- Opening Delimiter -

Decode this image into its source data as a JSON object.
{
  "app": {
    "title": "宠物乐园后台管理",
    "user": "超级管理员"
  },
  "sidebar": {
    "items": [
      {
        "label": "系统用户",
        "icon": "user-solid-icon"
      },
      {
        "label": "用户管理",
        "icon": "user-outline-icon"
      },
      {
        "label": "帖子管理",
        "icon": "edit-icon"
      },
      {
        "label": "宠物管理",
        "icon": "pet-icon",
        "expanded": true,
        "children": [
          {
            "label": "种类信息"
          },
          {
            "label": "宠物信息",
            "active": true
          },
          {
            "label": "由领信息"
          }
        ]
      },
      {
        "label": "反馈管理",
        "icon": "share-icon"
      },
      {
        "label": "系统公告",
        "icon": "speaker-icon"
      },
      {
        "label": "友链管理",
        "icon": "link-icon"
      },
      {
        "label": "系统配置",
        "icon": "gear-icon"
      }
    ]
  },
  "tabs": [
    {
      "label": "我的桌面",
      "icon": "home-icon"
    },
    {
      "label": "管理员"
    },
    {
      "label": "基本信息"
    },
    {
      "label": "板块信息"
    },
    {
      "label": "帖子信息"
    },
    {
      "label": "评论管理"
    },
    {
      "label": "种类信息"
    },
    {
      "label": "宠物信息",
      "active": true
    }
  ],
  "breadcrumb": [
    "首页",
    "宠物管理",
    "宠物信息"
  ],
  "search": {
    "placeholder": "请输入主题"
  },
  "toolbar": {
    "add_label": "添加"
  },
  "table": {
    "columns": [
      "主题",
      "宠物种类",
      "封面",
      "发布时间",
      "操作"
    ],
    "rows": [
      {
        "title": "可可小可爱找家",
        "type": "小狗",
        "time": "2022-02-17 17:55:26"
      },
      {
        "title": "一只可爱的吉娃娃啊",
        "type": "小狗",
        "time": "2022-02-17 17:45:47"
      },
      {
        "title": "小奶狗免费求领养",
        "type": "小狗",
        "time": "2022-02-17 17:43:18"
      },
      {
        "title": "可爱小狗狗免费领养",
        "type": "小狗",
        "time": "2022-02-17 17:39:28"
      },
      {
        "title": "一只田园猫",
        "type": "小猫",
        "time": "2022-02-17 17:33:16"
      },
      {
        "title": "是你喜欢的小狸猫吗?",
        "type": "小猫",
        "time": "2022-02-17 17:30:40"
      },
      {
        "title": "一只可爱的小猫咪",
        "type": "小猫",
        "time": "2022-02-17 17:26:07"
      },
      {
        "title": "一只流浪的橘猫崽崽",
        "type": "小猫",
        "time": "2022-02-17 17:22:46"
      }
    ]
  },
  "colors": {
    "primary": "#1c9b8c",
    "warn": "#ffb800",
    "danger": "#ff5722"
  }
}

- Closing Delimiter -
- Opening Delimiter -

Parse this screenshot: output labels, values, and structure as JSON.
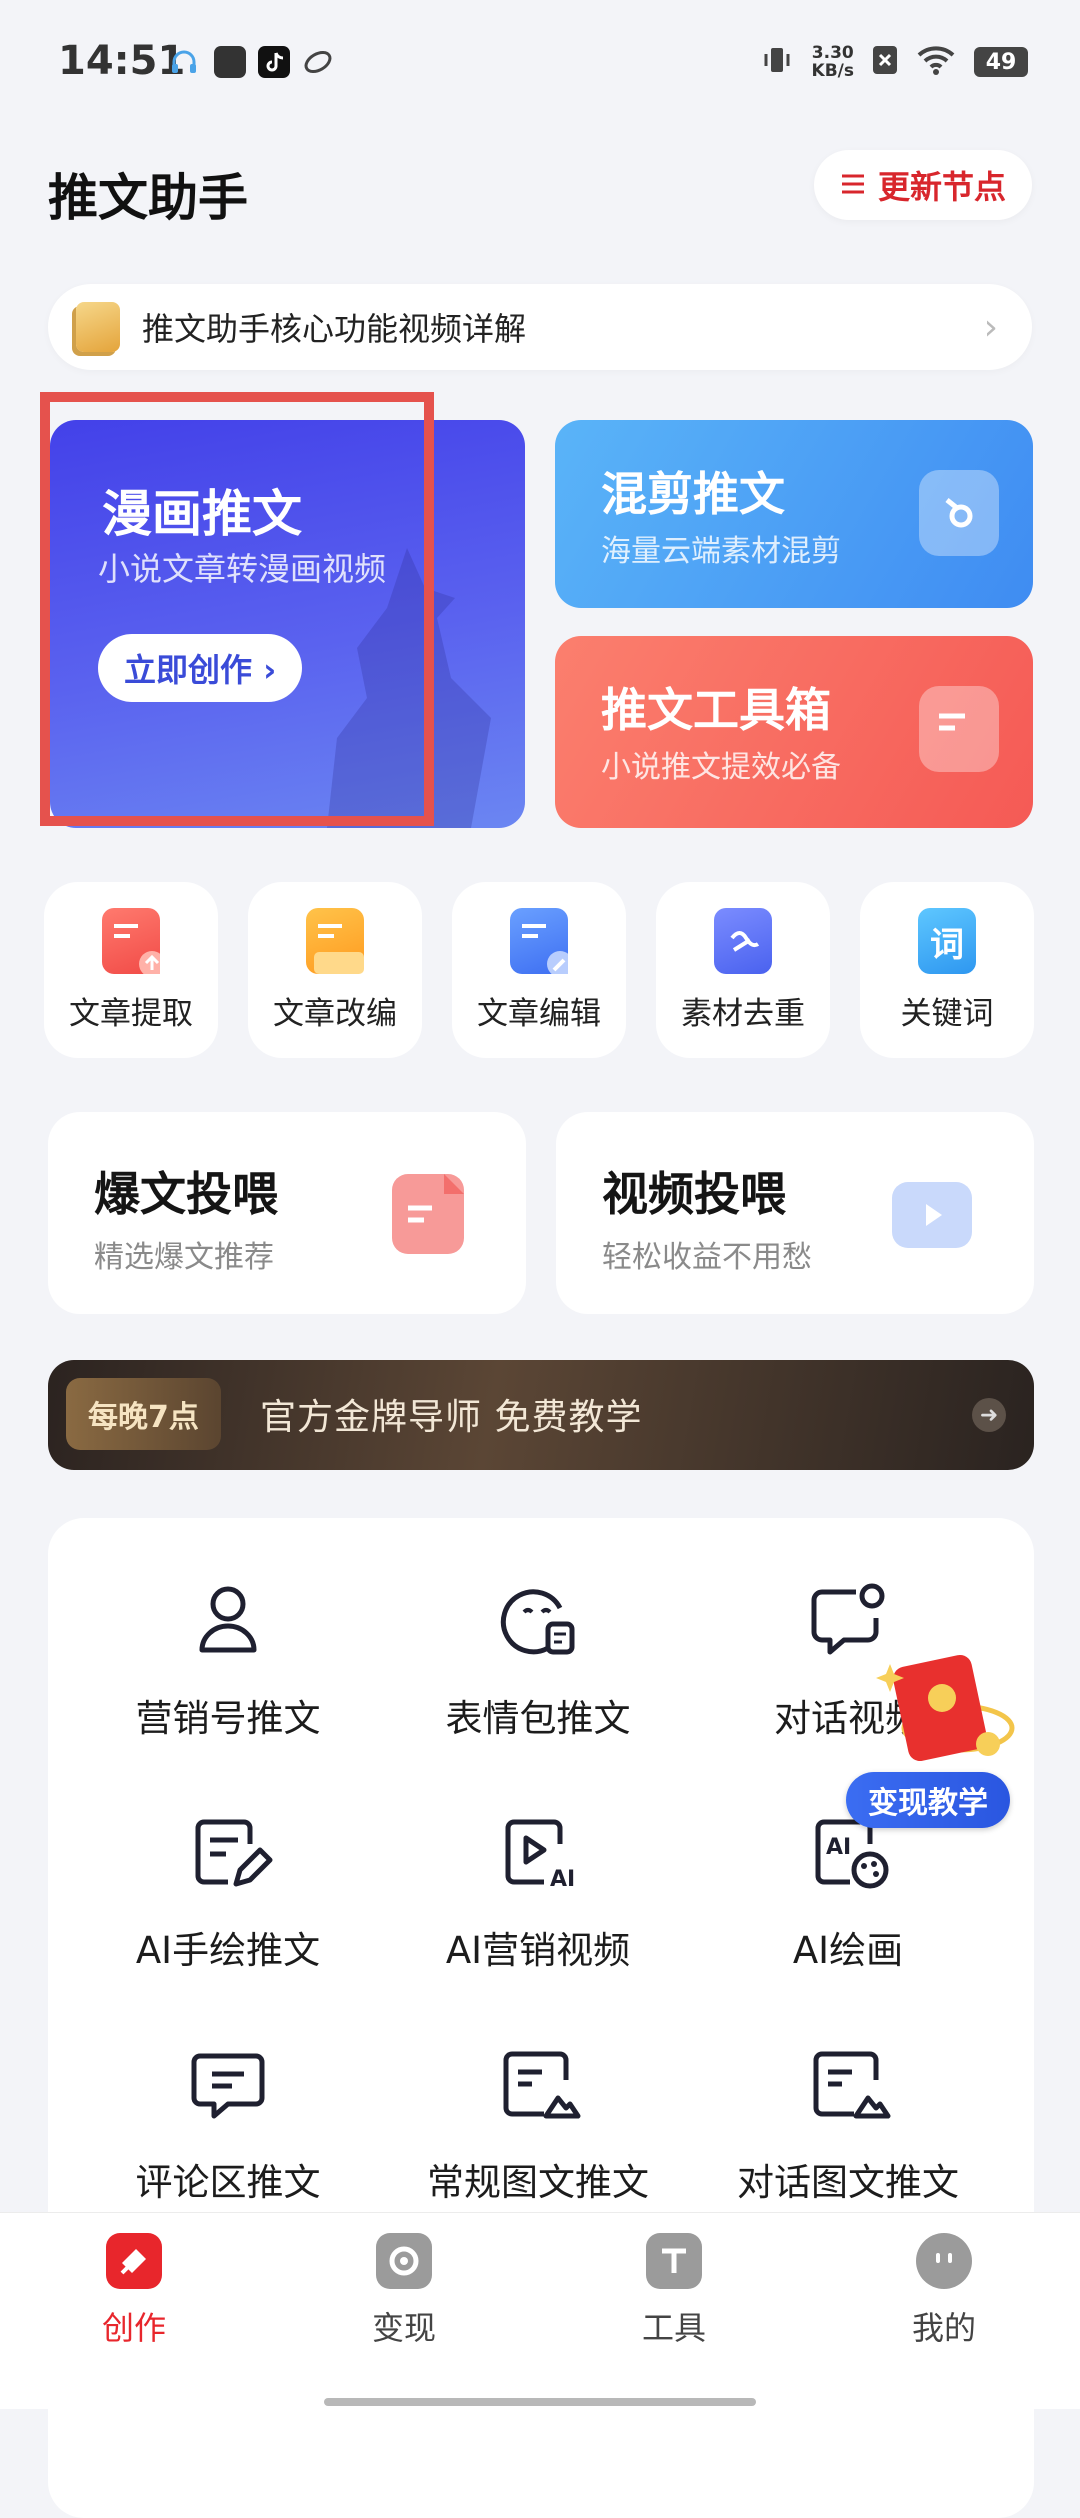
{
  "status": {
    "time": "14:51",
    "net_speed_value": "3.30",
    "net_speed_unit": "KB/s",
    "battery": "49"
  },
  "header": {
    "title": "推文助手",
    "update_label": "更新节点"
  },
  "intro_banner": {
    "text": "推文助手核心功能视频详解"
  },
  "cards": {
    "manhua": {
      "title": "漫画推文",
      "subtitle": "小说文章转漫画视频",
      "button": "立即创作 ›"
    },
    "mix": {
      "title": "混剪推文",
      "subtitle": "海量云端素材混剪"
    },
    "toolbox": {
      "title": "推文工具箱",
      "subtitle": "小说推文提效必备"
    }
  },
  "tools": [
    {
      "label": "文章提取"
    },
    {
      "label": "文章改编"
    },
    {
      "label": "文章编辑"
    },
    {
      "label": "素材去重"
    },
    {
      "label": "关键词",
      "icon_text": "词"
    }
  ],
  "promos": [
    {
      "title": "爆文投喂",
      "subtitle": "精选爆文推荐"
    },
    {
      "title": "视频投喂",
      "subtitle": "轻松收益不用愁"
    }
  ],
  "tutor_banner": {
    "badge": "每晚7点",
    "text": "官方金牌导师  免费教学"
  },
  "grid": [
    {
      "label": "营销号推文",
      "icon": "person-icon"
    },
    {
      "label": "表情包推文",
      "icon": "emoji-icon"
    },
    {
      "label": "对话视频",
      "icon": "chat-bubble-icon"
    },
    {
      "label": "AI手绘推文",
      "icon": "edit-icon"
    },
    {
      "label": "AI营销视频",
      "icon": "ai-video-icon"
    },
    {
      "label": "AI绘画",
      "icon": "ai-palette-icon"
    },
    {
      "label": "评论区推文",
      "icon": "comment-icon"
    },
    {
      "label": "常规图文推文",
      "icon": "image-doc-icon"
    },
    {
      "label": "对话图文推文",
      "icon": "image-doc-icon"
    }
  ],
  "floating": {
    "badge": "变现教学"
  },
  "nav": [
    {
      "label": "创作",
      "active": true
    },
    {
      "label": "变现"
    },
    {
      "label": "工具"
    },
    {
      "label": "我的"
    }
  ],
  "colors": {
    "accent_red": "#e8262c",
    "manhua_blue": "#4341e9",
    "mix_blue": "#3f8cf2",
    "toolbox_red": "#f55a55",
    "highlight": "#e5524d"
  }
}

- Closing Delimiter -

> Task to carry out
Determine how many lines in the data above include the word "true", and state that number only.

> Solution
4